Growing up, I had few problems navigating the world and didn’t understand those with challenges; I was a naïve kid back then. Eventually, as I got older, learned and grew, and participated in the YES program, I learned to embrace diversity.
The Special Education Centre in Gombe was my first encounter with persons with disabilities. The people I met there were some of the nicest people yet the most unpopular in my society. They seemed to be accustomed to separation and low expectations from society. I initially felt pity, worry, and protectiveness. Through interactions with the students and lengthy discussions with the school management, I came to realize that acceptance and integration were lacking. Apart from the communication barriers, environment, and challenges posed by the stigma around disability, discrimination and negligence from families were major issues. Negative social attitudes, stigma, and pity towards PWDs are the main challenges to achieving an inclusive society.

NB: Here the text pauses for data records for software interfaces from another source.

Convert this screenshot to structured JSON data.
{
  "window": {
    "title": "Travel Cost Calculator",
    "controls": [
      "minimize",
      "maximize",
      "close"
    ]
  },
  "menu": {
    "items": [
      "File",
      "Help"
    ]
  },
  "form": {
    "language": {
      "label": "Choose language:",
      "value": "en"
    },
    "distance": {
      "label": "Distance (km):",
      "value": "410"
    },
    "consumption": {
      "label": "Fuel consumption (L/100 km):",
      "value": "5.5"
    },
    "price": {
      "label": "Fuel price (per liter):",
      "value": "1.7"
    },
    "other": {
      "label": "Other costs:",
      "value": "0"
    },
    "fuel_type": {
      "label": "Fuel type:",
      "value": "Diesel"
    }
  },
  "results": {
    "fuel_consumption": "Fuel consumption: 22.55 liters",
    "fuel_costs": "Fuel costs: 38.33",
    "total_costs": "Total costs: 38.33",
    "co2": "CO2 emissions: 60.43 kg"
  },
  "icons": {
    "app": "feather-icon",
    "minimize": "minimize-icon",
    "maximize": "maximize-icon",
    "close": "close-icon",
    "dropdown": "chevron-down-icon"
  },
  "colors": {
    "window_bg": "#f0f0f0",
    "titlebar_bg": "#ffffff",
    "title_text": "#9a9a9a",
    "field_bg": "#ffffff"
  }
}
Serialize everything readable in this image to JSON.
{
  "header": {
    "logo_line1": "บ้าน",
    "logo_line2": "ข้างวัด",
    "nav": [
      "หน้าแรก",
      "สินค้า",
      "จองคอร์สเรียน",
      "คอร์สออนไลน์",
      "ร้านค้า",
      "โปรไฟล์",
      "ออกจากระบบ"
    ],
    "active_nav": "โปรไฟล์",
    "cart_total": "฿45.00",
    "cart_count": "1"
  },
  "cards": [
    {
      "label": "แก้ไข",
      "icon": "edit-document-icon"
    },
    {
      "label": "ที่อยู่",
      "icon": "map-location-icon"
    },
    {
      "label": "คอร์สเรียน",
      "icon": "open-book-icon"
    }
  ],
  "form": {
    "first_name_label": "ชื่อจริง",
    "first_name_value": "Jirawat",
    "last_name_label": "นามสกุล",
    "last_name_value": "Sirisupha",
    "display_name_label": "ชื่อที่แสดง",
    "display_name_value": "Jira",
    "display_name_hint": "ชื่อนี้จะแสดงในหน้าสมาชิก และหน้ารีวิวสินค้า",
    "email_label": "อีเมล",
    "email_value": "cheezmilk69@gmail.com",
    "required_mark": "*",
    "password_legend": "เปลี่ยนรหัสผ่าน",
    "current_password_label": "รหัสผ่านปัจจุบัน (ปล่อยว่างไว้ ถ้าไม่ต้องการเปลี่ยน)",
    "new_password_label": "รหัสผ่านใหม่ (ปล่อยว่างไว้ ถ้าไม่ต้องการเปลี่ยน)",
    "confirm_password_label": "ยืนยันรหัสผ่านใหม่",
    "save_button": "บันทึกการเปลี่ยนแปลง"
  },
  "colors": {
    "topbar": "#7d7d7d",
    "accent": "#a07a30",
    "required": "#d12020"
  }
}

Disability is not a disease — it is an inevitable part of the human experience. By attending the Projects for All workshop in November 2020, I learned some critical and necessary steps to achieving inclusion and promoting the rights of PWDs. First, one must identify the problem particular to your society and culture. It was on this basis that the “Listen to Me” workshop, funded by a YES Projects for All grant, was born. My team and I embarked on a campaign to expose people in Gombe to the notions of disability inclusion and rights, and to educate people about what this negligence costs our society and will keep costing us if we don’t start taking steps towards inclusion. People with disabilities do not need charity, but equal opportunities and equal rights. Equal opportunities for education, jobs, public life, and accommodations will support PWDs in reaching their fullest potential and being seen as human beings.
Listen to Me brought more than 60 high school students with and without disabilities from the Special Education Centre and Pen Resource Academy together for a one-day workshop on inclusion. The workshop began with an inclusive classroom lecture to demonstrate to participants what an inclusive classroom feels and looks like, and show that persons with disabilities are just as intellectual as their peers without disabilities. This was followed by games that taught participants some sign language and fostered teamwork and a spirit of cooperation. During the Navigating the World session, students with disabilities shared their experiences and the challenges they have faced because of the discriminatory culture and negligence from family. But it also featured success stories — stories of overcoming challenges and excelling. At the end of the session, the students worked together to brainstorm other solutions to these challenges.
Inclusion cannot be achieved in a day, but it is now the responsibility of these students to push the ripple effect out to others that they know. It’s “all hands on deck” to achieve an inclusive society.